(Dataset items)
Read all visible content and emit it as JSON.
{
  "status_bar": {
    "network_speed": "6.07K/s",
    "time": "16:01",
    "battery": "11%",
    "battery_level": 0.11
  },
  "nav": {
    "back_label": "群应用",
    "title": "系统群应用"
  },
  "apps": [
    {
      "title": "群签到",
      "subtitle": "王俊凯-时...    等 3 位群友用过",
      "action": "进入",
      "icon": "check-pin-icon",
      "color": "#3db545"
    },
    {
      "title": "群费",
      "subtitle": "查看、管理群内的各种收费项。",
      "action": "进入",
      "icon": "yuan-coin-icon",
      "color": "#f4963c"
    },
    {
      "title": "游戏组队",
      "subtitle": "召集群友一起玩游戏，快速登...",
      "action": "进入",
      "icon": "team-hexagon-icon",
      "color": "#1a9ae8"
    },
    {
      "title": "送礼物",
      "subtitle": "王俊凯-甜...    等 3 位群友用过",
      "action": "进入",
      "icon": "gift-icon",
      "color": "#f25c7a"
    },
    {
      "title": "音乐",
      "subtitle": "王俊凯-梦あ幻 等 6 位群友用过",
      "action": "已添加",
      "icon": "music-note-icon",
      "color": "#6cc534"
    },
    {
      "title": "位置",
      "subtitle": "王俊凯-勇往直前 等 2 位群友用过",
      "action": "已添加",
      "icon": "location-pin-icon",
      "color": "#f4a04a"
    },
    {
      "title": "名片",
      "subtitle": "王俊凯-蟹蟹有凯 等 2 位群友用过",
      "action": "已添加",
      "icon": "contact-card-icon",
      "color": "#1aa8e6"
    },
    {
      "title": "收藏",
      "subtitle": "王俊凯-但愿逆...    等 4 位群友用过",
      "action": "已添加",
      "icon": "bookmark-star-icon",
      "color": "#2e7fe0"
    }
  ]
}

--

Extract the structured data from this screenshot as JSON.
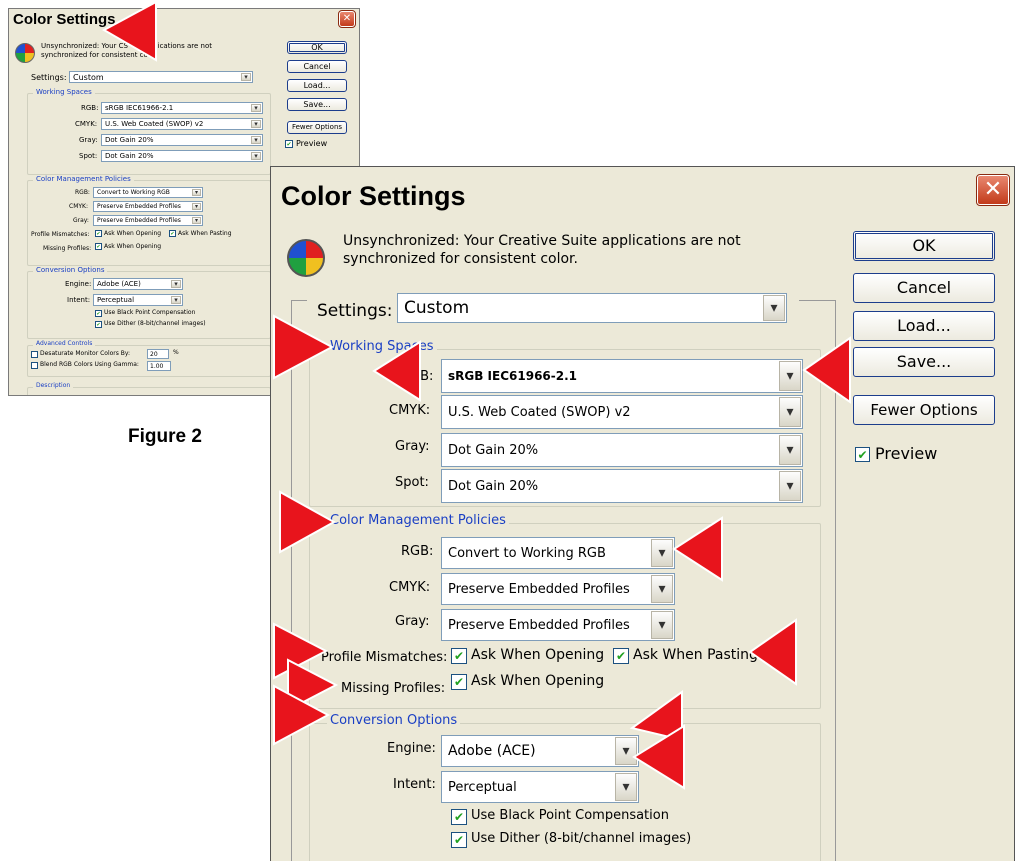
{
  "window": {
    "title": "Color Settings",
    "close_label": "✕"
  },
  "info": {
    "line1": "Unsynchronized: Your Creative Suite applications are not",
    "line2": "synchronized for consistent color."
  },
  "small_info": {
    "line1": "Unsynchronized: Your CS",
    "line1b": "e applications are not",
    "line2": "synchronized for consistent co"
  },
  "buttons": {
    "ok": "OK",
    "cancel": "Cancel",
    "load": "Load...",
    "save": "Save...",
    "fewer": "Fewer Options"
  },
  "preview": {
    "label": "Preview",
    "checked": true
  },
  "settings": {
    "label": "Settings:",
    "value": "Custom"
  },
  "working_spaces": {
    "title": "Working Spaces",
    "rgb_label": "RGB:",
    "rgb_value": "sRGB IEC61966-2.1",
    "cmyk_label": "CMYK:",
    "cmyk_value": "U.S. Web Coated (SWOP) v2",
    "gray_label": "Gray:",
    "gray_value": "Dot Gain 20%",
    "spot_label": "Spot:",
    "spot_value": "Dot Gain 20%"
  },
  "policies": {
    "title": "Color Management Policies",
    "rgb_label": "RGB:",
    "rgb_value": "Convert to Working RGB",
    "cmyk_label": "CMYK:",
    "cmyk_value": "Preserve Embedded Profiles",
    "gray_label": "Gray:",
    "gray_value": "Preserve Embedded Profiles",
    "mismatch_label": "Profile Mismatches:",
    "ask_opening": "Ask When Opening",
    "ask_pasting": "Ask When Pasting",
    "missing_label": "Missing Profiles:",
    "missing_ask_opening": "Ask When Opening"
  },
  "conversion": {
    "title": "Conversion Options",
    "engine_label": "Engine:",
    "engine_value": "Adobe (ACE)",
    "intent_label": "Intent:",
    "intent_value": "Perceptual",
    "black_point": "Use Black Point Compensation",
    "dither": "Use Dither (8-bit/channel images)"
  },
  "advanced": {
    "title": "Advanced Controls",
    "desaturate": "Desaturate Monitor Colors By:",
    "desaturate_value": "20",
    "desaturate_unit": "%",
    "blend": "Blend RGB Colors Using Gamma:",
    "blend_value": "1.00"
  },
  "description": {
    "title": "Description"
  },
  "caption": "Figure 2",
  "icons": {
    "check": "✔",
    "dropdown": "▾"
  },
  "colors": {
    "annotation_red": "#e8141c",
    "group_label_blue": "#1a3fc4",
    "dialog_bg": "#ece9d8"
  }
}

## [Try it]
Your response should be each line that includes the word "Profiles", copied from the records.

## [Answer area]
    "cmyk_value": "Preserve Embedded Profiles",
    "gray_value": "Preserve Embedded Profiles",
    "missing_label": "Missing Profiles:",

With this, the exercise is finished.